A complete response lists each line of the data below that includes the word "label".

(Dataset rows for apps and sites)
• • •

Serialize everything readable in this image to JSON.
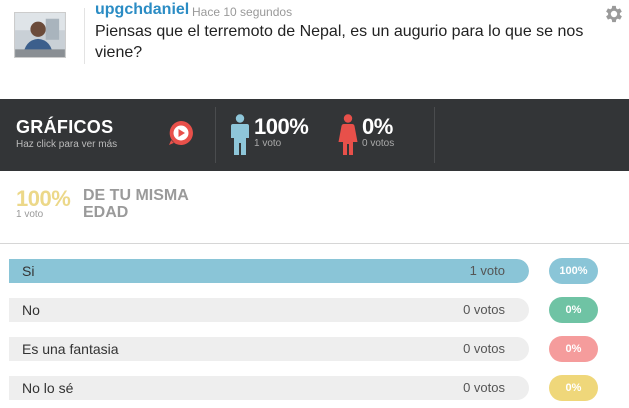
{
  "post": {
    "username": "upgchdaniel",
    "timestamp": "Hace 10 segundos",
    "question": "Piensas que el terremoto de Nepal, es un augurio para lo que se nos viene?"
  },
  "stats": {
    "title": "GRÁFICOS",
    "subtitle": "Haz click para ver más",
    "male": {
      "percent": "100%",
      "votes": "1 voto",
      "color": "#8ec6d9"
    },
    "female": {
      "percent": "0%",
      "votes": "0 votos",
      "color": "#e8504a"
    }
  },
  "age": {
    "percent": "100%",
    "votes": "1 voto",
    "label": "DE TU MISMA EDAD"
  },
  "options": [
    {
      "label": "Si",
      "votes": "1 voto",
      "percent": "100%",
      "fraction": 1.0,
      "fill_color": "#8ac5d7",
      "pill_color": "#8ac5d7"
    },
    {
      "label": "No",
      "votes": "0 votos",
      "percent": "0%",
      "fraction": 0.0,
      "fill_color": "#6fc3a4",
      "pill_color": "#6fc3a4"
    },
    {
      "label": "Es una fantasia",
      "votes": "0 votos",
      "percent": "0%",
      "fraction": 0.0,
      "fill_color": "#f59c9c",
      "pill_color": "#f59c9c"
    },
    {
      "label": "No lo sé",
      "votes": "0 votos",
      "percent": "0%",
      "fraction": 0.0,
      "fill_color": "#efd77a",
      "pill_color": "#efd77a"
    }
  ],
  "icons": {
    "settings": "gear-icon",
    "play": "play-icon",
    "male": "male-icon",
    "female": "female-icon"
  }
}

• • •

# [RESULT]
    "label": "DE TU MISMA EDAD"
      "label": "Si",
      "label": "No",
      "label": "Es una fantasia",
      "label": "No lo sé",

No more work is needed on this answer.